So if you need a little shakeup from the everyday monotony of work and life in Kampala, know that the Nile awaits your splashdown. If you take the normal route, you will get to know the Nile from the inside out. You will see green bubbles swirl around your head as your helpless human body is thrust through waves and into calm pools. It is a rush, and it is amazing and it is terrifying. In all, not an experience you’ll want to miss out on while in Uganda.


Phone: 0772 422 373
Email: rafting@raftafrica.com
Website: http://www.raftafrica.com


Phone: 0772 237 438
Email: raft@adrift.ug
Website: http://www.adrift.ug

Kayak the Nile

Phone: 0772 880 322
Email: info@kayakthenile.com
Website: http://www.kayakthenile.com



About Lizabeth Paulat
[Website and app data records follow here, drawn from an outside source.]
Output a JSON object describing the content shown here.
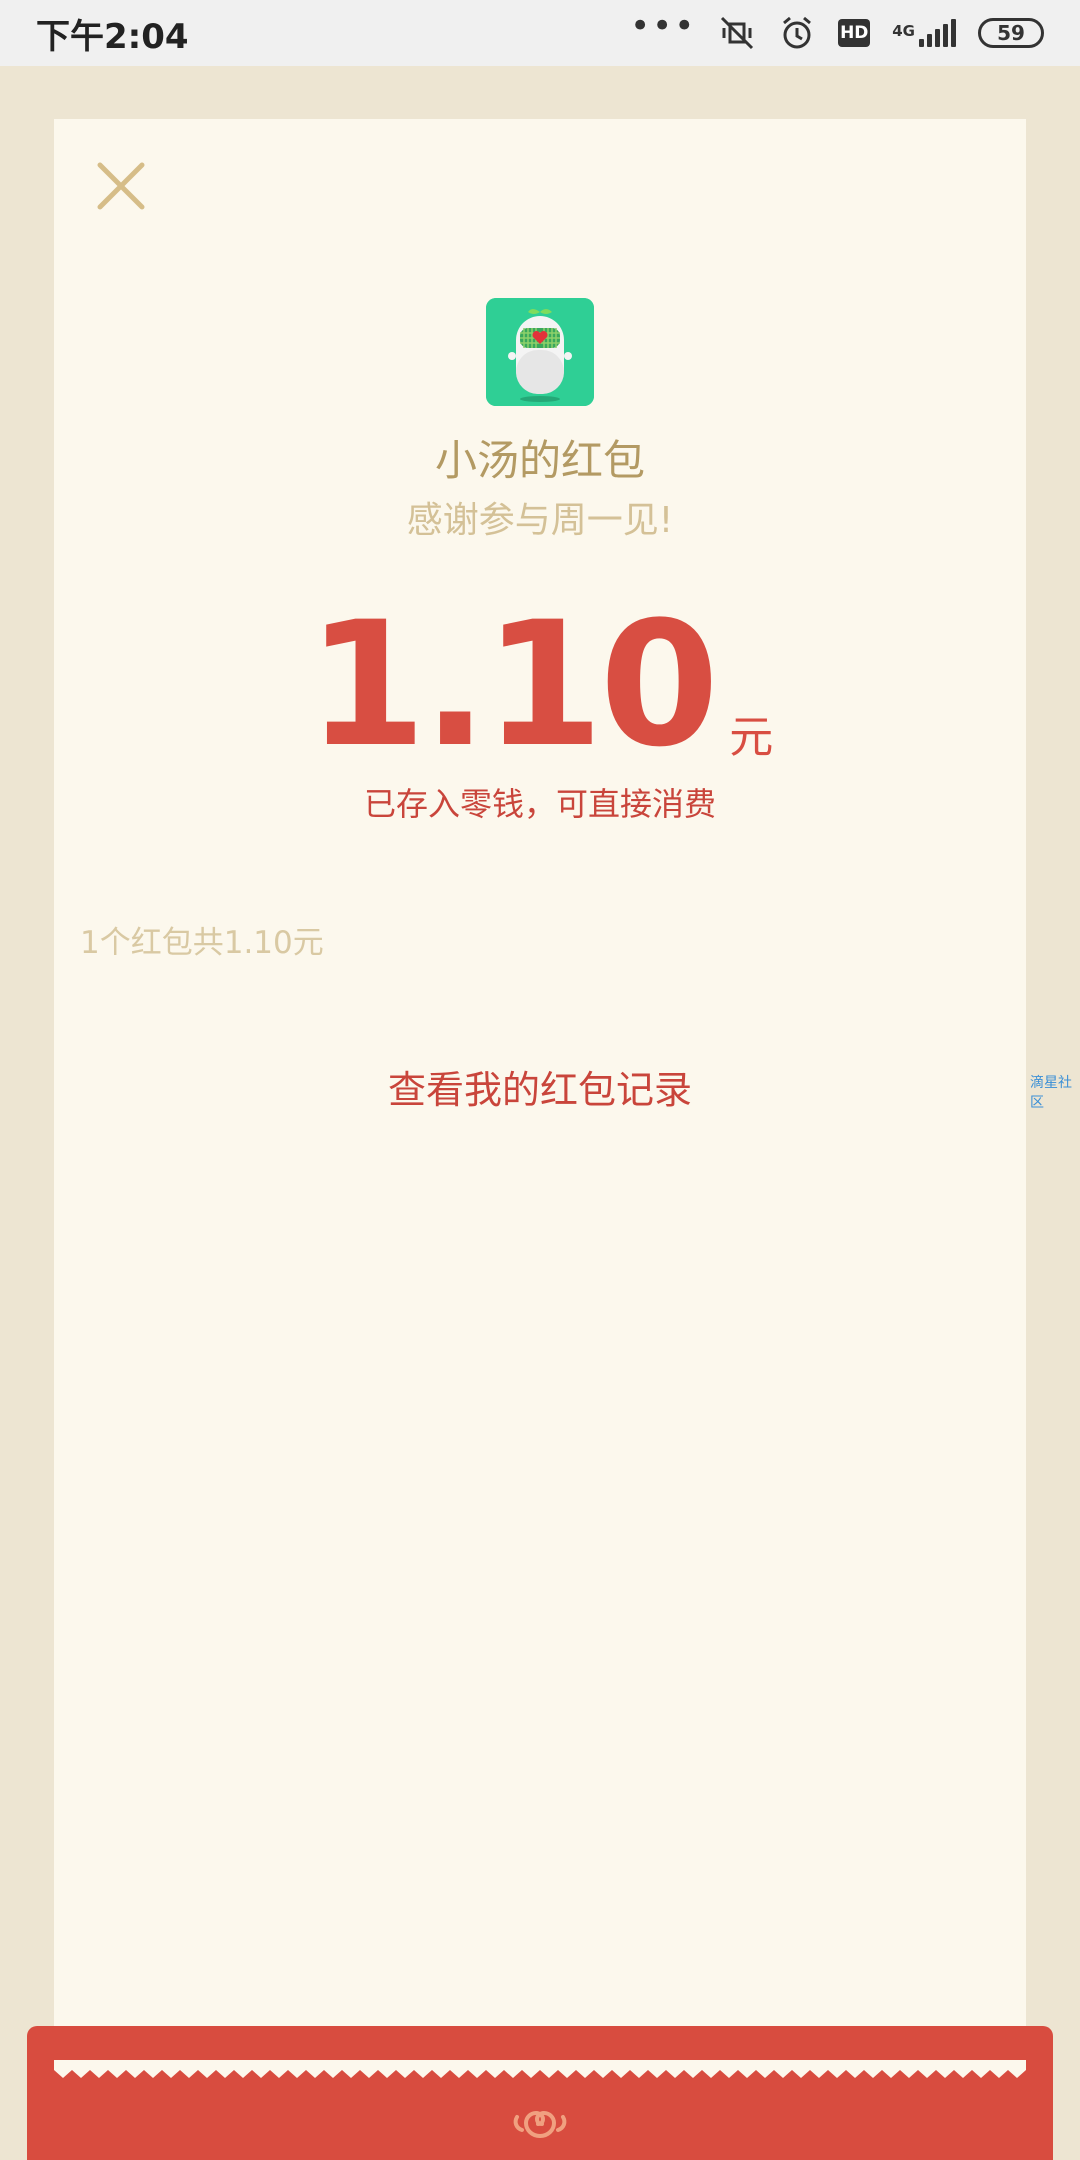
{
  "status_bar": {
    "time": "下午2:04",
    "dots": "•••",
    "hd_label": "HD",
    "network_label": "4G",
    "battery": "59"
  },
  "card": {
    "sender_title": "小汤的红包",
    "greeting": "感谢参与周一见!",
    "amount": "1.10",
    "unit": "元",
    "stored_note": "已存入零钱，可直接消费",
    "summary": "1个红包共1.10元",
    "records_link": "查看我的红包记录"
  },
  "side_link": "滴星社区",
  "colors": {
    "accent_red": "#d84e42",
    "gold_text": "#b39a63",
    "card_bg": "#fcf8ed",
    "page_bg": "#ede5d2",
    "avatar_bg": "#2fcf95"
  },
  "icons": {
    "close": "close-icon",
    "avatar": "robot-avatar",
    "envelope_logo": "swirl-cloud-icon"
  }
}
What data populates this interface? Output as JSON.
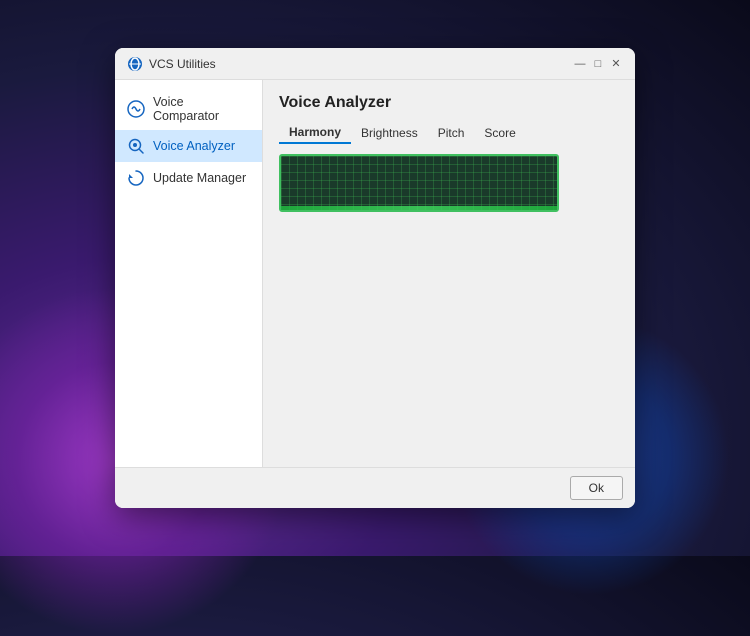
{
  "app": {
    "title": "VCS Utilities"
  },
  "titlebar": {
    "minimize_label": "—",
    "maximize_label": "□",
    "close_label": "✕"
  },
  "sidebar": {
    "items": [
      {
        "id": "voice-comparator",
        "label": "Voice Comparator",
        "active": false
      },
      {
        "id": "voice-analyzer",
        "label": "Voice Analyzer",
        "active": true
      },
      {
        "id": "update-manager",
        "label": "Update Manager",
        "active": false
      }
    ]
  },
  "main": {
    "page_title": "Voice Analyzer",
    "tabs": [
      {
        "id": "harmony",
        "label": "Harmony",
        "active": true
      },
      {
        "id": "brightness",
        "label": "Brightness",
        "active": false
      },
      {
        "id": "pitch",
        "label": "Pitch",
        "active": false
      },
      {
        "id": "score",
        "label": "Score",
        "active": false
      }
    ]
  },
  "footer": {
    "ok_label": "Ok"
  }
}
Hi, I’m Lizabeth, a freelance writer whose been stomping around Kampala for the better part of two years. I came here while pursuing a story and decided never to leave. I’m originally from Seattle and have found refuge in both the sun and the culture of Kampalans (plus I still get the rain when I’m feeling homesick).I’m always trying to unearth new and interesting stories about Kampala’s culture and development and am so exited to have an amazing platform to explore the city with. I hope to bring a bit of know-how and a bit of fun to Living in Kampala. Feel free to contact me any time at lizabeth@livinginkampala.com.